Certainly, my individual experience is not enough to account for anything substantive so I decided to do a little research and, after a quick scan of the literature, it seems that there definitely might be some weight to the theory. Weidner and Sevier (1996) find that 
"...regular, rigorous exercise increases both the incidence and severity of upper respiratory illness, yet the immune system appears to have a distinct level at which moderate exercise promotes optimum health." 
Essentially, it boils down to this: 

Certain levels of exercise = GOOD 
Too much or too strenuous exercise = BAD

Well, not bad, per se... but too much or too strenuous activity could risk increasing one's chances of getting sick. So... still not good, really.

How to mitigate? Unfortunately, for long distance runners and high intensity athletes, there's not much else to do beyond what anyone can do: keep stress to a minimum, wash your hands and get enough sleep (Brown, 2013; Reynolds, 2009).

However, the literature does say that moderate exercise or less-than-normal-intensity exercise while ill is fine, so long as the symptoms are confined to "above the neck" i.e. just a head cold (Brown, 2013; Laskowski, 2014; Reynolds, 2009; Weidner & Sevier, 1996). But - caution! If you push things while still sick, you'll probably stay sick or even make things worse (Laskowski, 2014; Reynolds, 2009)

There you have it. Mystery solved: running can contribute to illness. Also, I'm not crazy; getting sick while running is a thing!

Final note: when trying to decide whether or not to run when sick, the basic rule of thumb is - as in most other things when running - "let your body be your guide" (Laskowski, 2014). It knows what's best.



Brown, J. (2013, March 11). How Exercise Affects Immunity. Athletes’ Performance. Retrieved from http://www.coreperformance.com/knowledge/wellness/how-exercise-affects-immunity.html

Laskowski, E.R. (2014, March 6). Is it OK to exercise if I have a cold? Mayo Foundation for Medical Education and Research (MFMER). Retrieved from http://www.mayoclinic.org/healthy-lifestyle/fitness/expert-answers/exercise/faq-20058494

Reynolds, G. (2009, October 14). Phys Ed: Does Exercise Boost Immunity? The New York Times. Retrieved from http://well.blogs.nytimes.com/2009/10/14/phys-ed-does-exercise-boost-immunity/?_r=1

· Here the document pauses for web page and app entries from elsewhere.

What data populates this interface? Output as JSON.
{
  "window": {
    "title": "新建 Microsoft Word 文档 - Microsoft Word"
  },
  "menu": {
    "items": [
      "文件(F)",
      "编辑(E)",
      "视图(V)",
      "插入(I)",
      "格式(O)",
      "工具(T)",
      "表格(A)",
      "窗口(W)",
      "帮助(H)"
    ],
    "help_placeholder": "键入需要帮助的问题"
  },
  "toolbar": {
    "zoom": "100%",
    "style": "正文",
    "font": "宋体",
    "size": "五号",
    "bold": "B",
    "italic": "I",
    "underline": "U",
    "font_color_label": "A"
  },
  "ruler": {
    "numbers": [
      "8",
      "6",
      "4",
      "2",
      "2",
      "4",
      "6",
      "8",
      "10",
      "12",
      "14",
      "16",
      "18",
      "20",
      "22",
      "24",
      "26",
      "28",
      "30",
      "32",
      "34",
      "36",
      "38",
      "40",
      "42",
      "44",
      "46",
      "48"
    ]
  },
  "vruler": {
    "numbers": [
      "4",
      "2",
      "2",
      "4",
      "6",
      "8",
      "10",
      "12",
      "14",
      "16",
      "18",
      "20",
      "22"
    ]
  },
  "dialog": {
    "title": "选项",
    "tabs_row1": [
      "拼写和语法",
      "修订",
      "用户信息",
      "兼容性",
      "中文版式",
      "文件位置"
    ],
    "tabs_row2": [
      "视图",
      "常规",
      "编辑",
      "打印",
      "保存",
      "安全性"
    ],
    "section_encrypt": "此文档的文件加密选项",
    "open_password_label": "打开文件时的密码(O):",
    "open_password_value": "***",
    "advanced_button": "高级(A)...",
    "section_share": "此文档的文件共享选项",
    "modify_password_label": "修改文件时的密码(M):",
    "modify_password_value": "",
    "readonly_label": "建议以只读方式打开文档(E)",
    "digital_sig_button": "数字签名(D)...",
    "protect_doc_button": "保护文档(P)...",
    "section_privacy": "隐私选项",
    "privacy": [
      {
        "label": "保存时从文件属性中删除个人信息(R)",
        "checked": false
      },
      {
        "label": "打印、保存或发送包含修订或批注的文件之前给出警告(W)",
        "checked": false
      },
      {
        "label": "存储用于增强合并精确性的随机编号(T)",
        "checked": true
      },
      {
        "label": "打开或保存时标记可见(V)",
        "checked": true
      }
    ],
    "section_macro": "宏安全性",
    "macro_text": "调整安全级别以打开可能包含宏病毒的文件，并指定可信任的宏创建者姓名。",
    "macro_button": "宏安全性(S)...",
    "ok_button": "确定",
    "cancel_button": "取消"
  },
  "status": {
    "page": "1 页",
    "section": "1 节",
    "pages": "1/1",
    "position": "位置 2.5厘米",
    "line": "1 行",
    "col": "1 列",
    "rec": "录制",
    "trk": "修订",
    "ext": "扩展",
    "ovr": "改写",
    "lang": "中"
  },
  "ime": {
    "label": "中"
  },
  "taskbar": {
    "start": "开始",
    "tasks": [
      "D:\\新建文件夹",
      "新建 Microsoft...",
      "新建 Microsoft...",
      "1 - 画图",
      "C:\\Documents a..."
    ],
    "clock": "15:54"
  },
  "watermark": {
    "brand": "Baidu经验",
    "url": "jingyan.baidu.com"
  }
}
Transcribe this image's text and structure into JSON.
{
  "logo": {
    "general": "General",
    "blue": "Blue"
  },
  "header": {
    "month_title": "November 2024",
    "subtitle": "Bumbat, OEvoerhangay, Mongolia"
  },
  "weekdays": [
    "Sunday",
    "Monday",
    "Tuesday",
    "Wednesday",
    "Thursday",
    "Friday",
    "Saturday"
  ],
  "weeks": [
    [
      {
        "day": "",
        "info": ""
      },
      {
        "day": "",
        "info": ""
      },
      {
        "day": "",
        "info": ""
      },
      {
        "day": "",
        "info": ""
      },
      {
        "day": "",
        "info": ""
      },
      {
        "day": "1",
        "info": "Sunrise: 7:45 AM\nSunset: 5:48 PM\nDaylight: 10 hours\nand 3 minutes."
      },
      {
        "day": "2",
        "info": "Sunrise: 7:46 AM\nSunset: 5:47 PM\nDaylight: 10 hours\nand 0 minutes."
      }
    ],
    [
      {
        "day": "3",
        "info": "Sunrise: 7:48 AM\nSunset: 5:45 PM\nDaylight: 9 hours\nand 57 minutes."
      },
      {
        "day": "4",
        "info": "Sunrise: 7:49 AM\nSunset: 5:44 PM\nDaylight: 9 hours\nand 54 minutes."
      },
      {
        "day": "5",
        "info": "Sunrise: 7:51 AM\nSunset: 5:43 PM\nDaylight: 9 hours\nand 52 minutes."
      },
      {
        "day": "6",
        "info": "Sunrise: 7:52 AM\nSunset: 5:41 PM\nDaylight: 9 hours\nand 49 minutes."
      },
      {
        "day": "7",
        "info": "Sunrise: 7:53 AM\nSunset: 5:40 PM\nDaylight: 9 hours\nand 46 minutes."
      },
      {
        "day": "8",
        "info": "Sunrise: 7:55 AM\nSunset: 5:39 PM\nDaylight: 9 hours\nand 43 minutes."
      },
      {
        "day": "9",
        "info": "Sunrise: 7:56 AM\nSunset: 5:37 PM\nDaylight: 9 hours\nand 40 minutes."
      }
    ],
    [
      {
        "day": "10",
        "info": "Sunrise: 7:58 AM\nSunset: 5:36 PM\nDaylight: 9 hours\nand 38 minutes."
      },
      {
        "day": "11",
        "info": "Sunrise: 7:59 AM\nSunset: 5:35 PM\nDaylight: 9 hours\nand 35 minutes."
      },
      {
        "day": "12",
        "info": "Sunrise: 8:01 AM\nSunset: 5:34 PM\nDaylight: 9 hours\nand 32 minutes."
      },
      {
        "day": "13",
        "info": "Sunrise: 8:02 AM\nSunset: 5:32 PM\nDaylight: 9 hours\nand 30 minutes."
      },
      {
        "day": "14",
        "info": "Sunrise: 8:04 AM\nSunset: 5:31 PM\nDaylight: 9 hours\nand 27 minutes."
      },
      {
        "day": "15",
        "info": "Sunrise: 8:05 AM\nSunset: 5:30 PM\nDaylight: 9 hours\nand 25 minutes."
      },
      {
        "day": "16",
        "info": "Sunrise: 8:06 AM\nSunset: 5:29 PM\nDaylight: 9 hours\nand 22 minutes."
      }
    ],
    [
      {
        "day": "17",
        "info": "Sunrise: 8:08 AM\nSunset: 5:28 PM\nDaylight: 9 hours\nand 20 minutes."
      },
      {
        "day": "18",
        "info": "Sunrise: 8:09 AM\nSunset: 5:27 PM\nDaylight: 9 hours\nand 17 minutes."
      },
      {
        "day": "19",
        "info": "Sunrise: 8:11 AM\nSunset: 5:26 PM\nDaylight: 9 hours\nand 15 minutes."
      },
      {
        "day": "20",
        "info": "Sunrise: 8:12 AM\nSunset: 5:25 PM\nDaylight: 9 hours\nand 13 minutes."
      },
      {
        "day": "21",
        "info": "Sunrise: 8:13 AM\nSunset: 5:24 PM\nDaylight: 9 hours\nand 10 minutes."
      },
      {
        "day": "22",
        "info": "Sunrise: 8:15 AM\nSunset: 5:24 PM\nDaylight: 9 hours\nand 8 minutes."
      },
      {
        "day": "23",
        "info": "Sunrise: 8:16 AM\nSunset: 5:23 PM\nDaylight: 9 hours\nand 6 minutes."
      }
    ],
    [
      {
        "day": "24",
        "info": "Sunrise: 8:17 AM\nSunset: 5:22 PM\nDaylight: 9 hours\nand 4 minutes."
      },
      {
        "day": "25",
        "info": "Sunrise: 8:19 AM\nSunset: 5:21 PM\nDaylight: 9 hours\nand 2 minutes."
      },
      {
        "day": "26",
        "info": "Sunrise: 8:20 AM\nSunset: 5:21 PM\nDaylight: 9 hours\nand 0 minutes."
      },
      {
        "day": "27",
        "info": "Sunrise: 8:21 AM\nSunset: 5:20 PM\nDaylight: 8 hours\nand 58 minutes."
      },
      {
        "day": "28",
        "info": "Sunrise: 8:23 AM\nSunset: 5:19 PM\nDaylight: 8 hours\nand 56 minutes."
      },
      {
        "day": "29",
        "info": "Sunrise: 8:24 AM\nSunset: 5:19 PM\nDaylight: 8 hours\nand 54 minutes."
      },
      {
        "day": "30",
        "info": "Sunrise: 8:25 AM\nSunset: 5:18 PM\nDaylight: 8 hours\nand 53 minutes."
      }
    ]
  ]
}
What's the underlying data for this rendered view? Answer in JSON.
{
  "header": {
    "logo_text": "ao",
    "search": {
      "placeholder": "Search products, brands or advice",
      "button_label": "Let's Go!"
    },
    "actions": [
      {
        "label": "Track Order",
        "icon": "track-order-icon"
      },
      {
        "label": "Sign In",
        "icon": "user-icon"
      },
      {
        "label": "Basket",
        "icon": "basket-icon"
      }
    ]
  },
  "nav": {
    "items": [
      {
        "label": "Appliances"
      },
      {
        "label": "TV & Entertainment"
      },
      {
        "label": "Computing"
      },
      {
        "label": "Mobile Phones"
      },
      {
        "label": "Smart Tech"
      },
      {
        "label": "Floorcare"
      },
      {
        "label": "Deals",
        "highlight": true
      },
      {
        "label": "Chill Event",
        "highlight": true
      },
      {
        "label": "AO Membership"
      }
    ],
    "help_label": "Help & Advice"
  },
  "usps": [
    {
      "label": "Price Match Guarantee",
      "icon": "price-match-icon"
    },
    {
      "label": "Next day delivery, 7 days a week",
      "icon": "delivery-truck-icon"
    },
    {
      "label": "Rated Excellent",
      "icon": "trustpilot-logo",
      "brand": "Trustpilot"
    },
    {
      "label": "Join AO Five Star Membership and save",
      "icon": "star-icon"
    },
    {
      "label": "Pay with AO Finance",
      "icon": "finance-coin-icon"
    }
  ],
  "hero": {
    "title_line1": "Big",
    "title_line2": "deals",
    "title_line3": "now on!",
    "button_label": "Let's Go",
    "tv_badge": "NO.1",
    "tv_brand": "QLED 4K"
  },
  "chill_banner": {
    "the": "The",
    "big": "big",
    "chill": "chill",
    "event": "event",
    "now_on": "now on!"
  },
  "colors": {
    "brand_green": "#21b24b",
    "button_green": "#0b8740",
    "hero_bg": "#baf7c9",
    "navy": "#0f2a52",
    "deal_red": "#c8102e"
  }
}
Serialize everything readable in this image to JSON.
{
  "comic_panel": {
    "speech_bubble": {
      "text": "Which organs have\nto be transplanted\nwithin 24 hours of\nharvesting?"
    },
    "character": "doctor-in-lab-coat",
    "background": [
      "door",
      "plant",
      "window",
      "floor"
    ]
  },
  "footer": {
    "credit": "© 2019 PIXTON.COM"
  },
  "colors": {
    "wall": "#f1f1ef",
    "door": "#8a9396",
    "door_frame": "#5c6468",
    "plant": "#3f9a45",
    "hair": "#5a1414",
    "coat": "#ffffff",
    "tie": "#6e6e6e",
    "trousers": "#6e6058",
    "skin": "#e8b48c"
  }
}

Weidner, T. G., &; Sevier, T. L. (1996). Sport, Exercise, and the Common Cold. Journal of Athletic Training, 31(2), 154–159. Retrieved from https://www.ncbi.nlm.nih.gov/pmc/articles/PMC1318446/pdf/jathtrain00018-0060.pdf